■ Records to process ■

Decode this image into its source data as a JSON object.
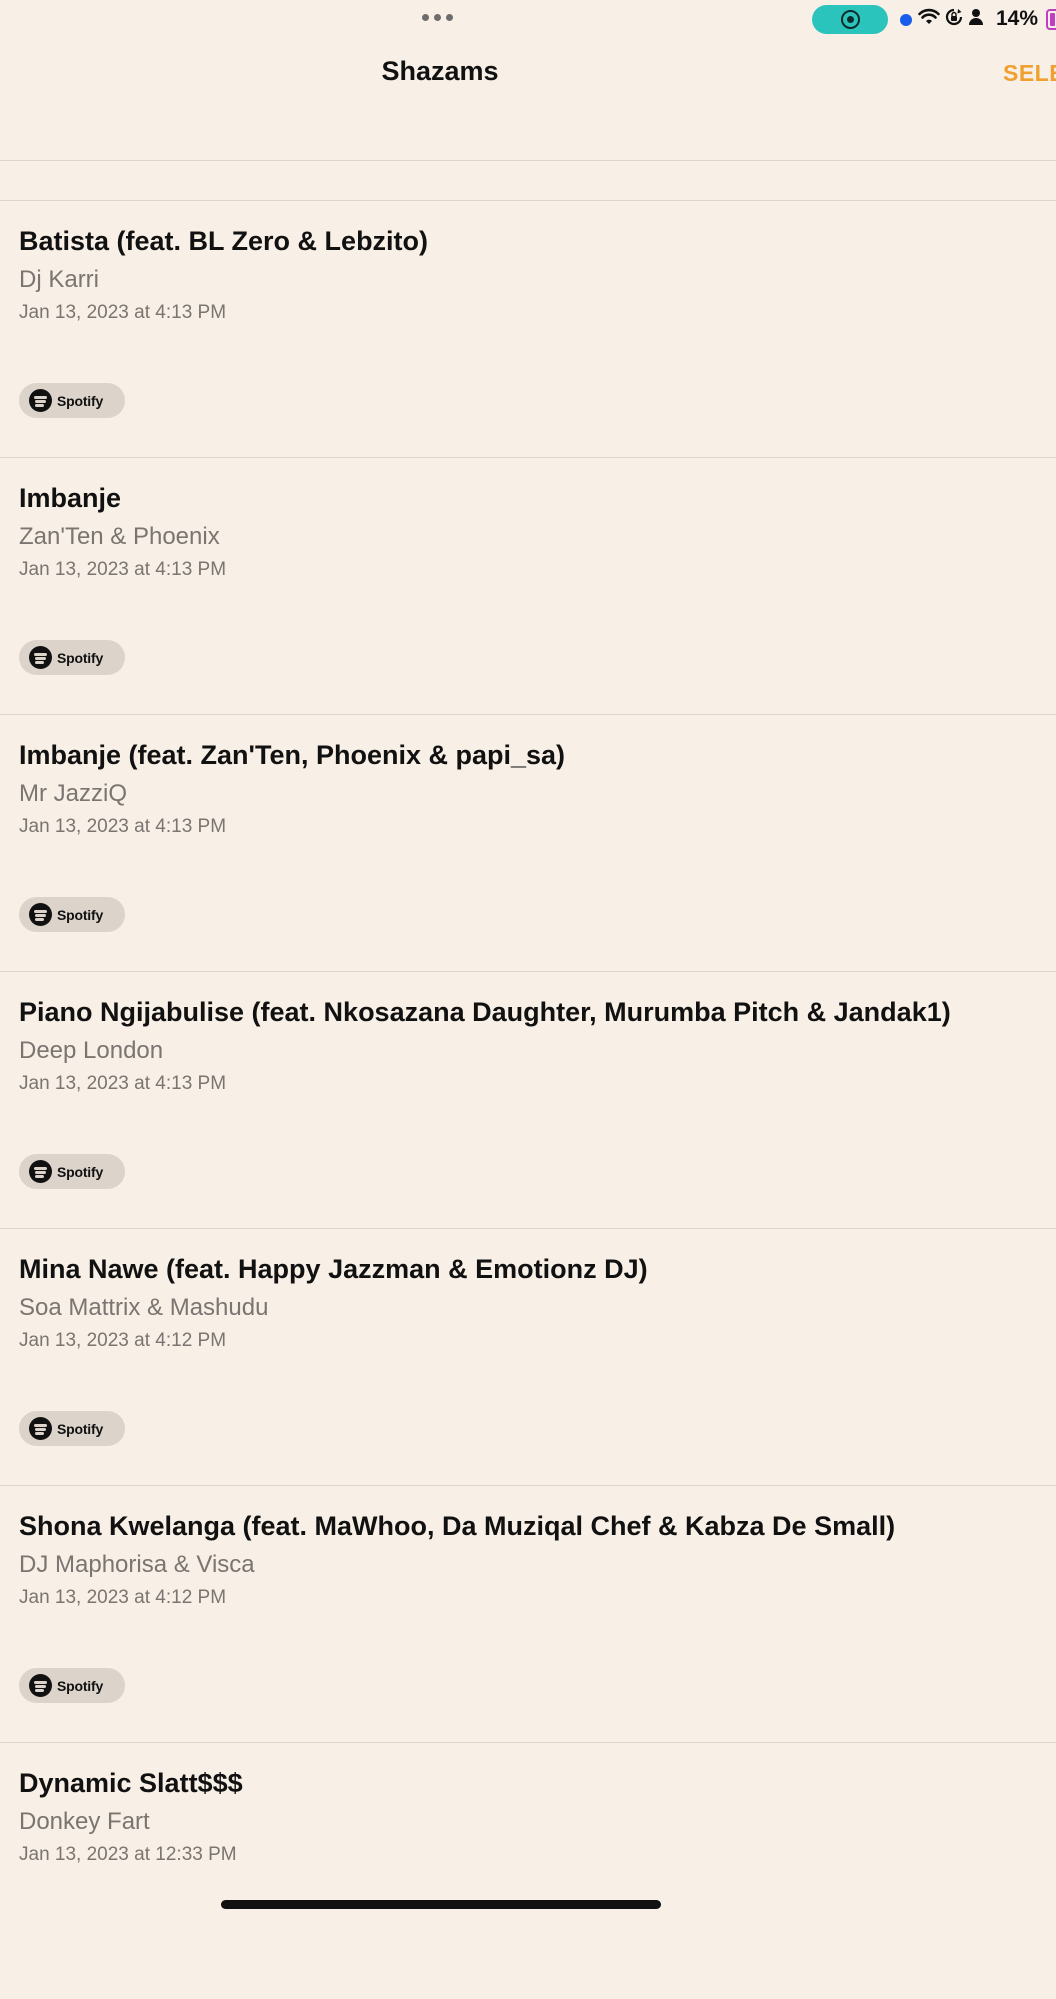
{
  "status_bar": {
    "battery_percent": "14%",
    "icons": [
      "more-dots-icon",
      "screen-record-icon",
      "location-dot-icon",
      "wifi-icon",
      "rotation-lock-icon",
      "person-icon",
      "battery-icon"
    ]
  },
  "nav": {
    "title": "Shazams",
    "select_label": "SELE"
  },
  "colors": {
    "background": "#f8efe6",
    "accent": "#f0a030",
    "record_pill": "#2bc4bd",
    "spotify_button": "#dcd3cb"
  },
  "songs": [
    {
      "title": "Batista (feat. BL Zero & Lebzito)",
      "artist": "Dj Karri",
      "date": "Jan 13, 2023 at 4:13 PM",
      "button": "Spotify"
    },
    {
      "title": "Imbanje",
      "artist": "Zan'Ten & Phoenix",
      "date": "Jan 13, 2023 at 4:13 PM",
      "button": "Spotify"
    },
    {
      "title": "Imbanje (feat. Zan'Ten, Phoenix & papi_sa)",
      "artist": "Mr JazziQ",
      "date": "Jan 13, 2023 at 4:13 PM",
      "button": "Spotify"
    },
    {
      "title": "Piano Ngijabulise (feat. Nkosazana Daughter, Murumba Pitch & Jandak1)",
      "artist": "Deep London",
      "date": "Jan 13, 2023 at 4:13 PM",
      "button": "Spotify"
    },
    {
      "title": "Mina Nawe (feat. Happy Jazzman & Emotionz DJ)",
      "artist": "Soa Mattrix & Mashudu",
      "date": "Jan 13, 2023 at 4:12 PM",
      "button": "Spotify"
    },
    {
      "title": "Shona Kwelanga (feat. MaWhoo, Da Muziqal Chef & Kabza De Small)",
      "artist": "DJ Maphorisa & Visca",
      "date": "Jan 13, 2023 at 4:12 PM",
      "button": "Spotify"
    },
    {
      "title": "Dynamic Slatt$$$",
      "artist": "Donkey Fart",
      "date": "Jan 13, 2023 at 12:33 PM",
      "button": ""
    }
  ]
}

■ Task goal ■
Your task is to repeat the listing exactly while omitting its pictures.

■ Written solution ■
Decode this image into its source data as a JSON object.
{
  "status_bar": {
    "battery_percent": "14%",
    "icons": [
      "more-dots-icon",
      "screen-record-icon",
      "location-dot-icon",
      "wifi-icon",
      "rotation-lock-icon",
      "person-icon",
      "battery-icon"
    ]
  },
  "nav": {
    "title": "Shazams",
    "select_label": "SELE"
  },
  "colors": {
    "background": "#f8efe6",
    "accent": "#f0a030",
    "record_pill": "#2bc4bd",
    "spotify_button": "#dcd3cb"
  },
  "songs": [
    {
      "title": "Batista (feat. BL Zero & Lebzito)",
      "artist": "Dj Karri",
      "date": "Jan 13, 2023 at 4:13 PM",
      "button": "Spotify"
    },
    {
      "title": "Imbanje",
      "artist": "Zan'Ten & Phoenix",
      "date": "Jan 13, 2023 at 4:13 PM",
      "button": "Spotify"
    },
    {
      "title": "Imbanje (feat. Zan'Ten, Phoenix & papi_sa)",
      "artist": "Mr JazziQ",
      "date": "Jan 13, 2023 at 4:13 PM",
      "button": "Spotify"
    },
    {
      "title": "Piano Ngijabulise (feat. Nkosazana Daughter, Murumba Pitch & Jandak1)",
      "artist": "Deep London",
      "date": "Jan 13, 2023 at 4:13 PM",
      "button": "Spotify"
    },
    {
      "title": "Mina Nawe (feat. Happy Jazzman & Emotionz DJ)",
      "artist": "Soa Mattrix & Mashudu",
      "date": "Jan 13, 2023 at 4:12 PM",
      "button": "Spotify"
    },
    {
      "title": "Shona Kwelanga (feat. MaWhoo, Da Muziqal Chef & Kabza De Small)",
      "artist": "DJ Maphorisa & Visca",
      "date": "Jan 13, 2023 at 4:12 PM",
      "button": "Spotify"
    },
    {
      "title": "Dynamic Slatt$$$",
      "artist": "Donkey Fart",
      "date": "Jan 13, 2023 at 12:33 PM",
      "button": ""
    }
  ]
}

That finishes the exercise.